Feb 02 2009
- When it comes to developing your characters, be bold. In most cases, it’s safer and more effective to develop character traits clearly rather than take the traits halway. For example, if the hero is definitely smart or cowardly or whatever, readers will definitely be on your page and it will be easier to use the character to drive the plot. In contrast, if the hero is just kind of smart or whatever, it often feels like the author is making it up as he goes along. For example, Dr. Impossible from Soon I Will Be Invincible is kind of the smartest man on Earth, except when he talks like he’s Napoleon Dynamite and inexplicably goes to a funeral attended by hundreds of superheroes. Mohinder is kind of a scientific genius, except when he inexplicably decides to test his mutant serum on himself without doing any sort of testing first.
- Remove everything from your story you aren’t willing to stand by. For example, if you plan to reveal that the last 10 or 20 pages were just a dream or a hallucination, why bother wasting our time with them? I recommend cutting those pages out, because otherwise readers will probably feel like you’re jerking them around. I also recommend against having lines of dialogue that the character takes back shortly afterward (“when I said something nasty a line ago, I was just kidding! Haha!”) Again, if you aren’t willing to stand by the lines you’ve written, they will probably just confuse and/or annoy the audience. If the character’s not actually nasty, for example, a line that could suggest he’s nasty is probably a red herring that should be removed.

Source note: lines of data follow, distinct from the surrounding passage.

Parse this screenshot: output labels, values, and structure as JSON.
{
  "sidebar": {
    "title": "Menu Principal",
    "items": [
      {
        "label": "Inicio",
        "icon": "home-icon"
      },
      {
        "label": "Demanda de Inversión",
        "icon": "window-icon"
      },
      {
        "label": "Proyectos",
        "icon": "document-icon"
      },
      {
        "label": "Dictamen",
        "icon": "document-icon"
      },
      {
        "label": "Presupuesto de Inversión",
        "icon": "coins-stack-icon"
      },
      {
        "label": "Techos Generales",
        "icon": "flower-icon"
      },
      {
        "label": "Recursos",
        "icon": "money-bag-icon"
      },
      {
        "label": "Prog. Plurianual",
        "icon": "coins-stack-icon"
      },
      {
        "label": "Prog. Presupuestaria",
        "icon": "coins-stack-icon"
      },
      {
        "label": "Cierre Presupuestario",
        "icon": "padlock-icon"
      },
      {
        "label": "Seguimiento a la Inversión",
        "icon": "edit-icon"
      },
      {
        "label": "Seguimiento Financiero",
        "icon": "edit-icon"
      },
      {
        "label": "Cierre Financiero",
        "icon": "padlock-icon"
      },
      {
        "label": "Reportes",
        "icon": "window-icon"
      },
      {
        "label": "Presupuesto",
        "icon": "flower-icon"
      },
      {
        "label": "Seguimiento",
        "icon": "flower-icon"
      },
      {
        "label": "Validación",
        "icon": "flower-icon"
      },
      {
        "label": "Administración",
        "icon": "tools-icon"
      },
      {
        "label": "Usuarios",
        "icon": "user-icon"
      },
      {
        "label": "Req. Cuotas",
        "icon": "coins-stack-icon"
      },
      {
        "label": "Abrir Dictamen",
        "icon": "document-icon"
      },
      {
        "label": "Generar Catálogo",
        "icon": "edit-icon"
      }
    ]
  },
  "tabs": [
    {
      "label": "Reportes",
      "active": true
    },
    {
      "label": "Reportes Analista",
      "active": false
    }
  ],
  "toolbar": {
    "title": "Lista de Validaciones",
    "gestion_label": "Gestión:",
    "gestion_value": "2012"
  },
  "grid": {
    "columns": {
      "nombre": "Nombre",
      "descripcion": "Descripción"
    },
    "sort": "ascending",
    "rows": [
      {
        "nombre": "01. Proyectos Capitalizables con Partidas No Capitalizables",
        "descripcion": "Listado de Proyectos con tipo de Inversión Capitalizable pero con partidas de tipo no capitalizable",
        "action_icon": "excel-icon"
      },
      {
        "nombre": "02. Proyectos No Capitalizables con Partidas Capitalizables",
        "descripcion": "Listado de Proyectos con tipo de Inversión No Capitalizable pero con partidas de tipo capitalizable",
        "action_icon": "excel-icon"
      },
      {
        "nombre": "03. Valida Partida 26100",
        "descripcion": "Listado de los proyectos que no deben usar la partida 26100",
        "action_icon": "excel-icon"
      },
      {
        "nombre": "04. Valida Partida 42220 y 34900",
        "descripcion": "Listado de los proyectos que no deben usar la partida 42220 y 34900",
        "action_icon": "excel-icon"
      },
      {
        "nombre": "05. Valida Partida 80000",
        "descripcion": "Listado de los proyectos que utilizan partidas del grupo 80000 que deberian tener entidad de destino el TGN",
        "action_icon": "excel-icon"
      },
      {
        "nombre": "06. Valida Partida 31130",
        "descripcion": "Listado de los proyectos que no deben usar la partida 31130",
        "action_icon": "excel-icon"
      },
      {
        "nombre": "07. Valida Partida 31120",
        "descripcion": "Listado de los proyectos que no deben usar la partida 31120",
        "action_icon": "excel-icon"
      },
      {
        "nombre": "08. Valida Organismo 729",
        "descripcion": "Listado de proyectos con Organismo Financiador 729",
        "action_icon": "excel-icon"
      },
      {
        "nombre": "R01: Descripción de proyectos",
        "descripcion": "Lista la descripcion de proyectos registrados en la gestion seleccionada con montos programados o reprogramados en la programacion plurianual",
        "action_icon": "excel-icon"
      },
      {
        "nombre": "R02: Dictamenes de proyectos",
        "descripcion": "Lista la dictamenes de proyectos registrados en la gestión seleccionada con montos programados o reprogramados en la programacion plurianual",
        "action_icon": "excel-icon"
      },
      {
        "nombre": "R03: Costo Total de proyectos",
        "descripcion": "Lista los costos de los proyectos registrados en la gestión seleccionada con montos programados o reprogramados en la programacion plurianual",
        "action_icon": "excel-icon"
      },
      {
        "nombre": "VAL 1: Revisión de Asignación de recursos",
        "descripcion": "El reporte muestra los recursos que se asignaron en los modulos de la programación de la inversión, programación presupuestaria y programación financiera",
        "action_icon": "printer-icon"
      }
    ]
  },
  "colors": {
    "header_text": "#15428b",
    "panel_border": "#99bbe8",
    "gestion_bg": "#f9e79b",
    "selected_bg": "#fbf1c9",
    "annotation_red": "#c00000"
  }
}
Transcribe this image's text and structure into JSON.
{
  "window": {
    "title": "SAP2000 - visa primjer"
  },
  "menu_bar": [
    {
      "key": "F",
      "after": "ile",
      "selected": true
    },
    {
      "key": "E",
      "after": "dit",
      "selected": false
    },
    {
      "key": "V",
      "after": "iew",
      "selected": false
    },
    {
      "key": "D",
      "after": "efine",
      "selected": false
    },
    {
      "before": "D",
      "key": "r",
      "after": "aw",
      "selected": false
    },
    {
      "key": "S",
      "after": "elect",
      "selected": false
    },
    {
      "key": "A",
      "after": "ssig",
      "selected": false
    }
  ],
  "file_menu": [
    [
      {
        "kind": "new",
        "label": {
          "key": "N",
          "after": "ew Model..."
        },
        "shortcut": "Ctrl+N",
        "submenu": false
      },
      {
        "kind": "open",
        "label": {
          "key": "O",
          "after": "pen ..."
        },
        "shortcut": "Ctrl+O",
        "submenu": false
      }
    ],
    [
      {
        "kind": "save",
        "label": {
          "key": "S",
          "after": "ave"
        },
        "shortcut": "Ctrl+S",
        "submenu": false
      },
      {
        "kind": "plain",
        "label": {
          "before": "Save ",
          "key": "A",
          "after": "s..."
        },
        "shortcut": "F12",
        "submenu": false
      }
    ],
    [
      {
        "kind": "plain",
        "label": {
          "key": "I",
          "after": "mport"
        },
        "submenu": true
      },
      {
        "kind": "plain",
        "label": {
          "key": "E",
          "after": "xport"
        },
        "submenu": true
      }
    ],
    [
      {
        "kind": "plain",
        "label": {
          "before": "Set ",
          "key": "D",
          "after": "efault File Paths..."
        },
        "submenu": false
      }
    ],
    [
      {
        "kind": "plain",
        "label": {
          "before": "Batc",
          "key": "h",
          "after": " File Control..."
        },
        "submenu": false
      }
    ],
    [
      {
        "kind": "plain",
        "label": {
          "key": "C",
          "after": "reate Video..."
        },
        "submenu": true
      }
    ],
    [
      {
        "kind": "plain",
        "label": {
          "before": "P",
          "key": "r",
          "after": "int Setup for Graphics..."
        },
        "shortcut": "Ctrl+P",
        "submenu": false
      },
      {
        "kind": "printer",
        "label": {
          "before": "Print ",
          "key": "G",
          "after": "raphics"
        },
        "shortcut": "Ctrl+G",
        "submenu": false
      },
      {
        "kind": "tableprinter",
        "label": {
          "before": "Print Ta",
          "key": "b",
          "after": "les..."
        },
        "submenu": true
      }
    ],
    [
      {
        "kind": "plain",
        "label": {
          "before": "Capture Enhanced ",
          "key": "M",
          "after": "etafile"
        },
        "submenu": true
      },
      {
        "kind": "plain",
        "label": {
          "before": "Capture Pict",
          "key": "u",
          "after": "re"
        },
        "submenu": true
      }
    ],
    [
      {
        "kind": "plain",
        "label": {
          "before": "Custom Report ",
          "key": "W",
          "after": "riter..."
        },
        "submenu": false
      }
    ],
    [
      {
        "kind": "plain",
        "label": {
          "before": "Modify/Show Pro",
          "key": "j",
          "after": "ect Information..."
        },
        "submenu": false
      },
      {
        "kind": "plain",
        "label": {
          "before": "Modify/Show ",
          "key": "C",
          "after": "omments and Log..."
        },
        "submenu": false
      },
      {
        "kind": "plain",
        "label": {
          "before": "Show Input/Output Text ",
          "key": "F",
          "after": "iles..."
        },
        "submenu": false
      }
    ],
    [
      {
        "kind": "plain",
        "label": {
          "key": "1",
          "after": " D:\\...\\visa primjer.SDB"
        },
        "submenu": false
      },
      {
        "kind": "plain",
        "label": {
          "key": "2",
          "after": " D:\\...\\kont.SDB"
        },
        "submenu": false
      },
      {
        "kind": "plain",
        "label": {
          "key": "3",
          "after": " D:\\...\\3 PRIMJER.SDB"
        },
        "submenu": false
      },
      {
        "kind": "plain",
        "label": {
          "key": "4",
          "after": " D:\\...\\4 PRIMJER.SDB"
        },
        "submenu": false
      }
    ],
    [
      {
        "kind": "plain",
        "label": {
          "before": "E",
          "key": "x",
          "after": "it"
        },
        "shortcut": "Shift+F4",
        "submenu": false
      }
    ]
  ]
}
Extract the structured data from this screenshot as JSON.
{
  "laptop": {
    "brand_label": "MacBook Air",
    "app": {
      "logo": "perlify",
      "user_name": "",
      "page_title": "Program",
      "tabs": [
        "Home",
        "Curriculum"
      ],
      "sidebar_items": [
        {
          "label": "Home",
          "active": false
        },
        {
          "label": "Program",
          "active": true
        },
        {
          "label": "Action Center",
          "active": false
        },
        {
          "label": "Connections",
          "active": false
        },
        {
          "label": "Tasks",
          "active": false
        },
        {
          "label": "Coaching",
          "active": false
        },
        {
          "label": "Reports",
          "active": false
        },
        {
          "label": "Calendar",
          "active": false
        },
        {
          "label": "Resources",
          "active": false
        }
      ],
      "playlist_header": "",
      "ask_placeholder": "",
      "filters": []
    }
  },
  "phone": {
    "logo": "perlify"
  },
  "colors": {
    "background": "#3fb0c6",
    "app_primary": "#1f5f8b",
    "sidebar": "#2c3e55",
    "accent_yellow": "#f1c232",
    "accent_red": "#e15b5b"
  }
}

- Actions should have consequences. One common problem, particularly with Mary Sue characters, is that the character’s actions rarely have negative consequences.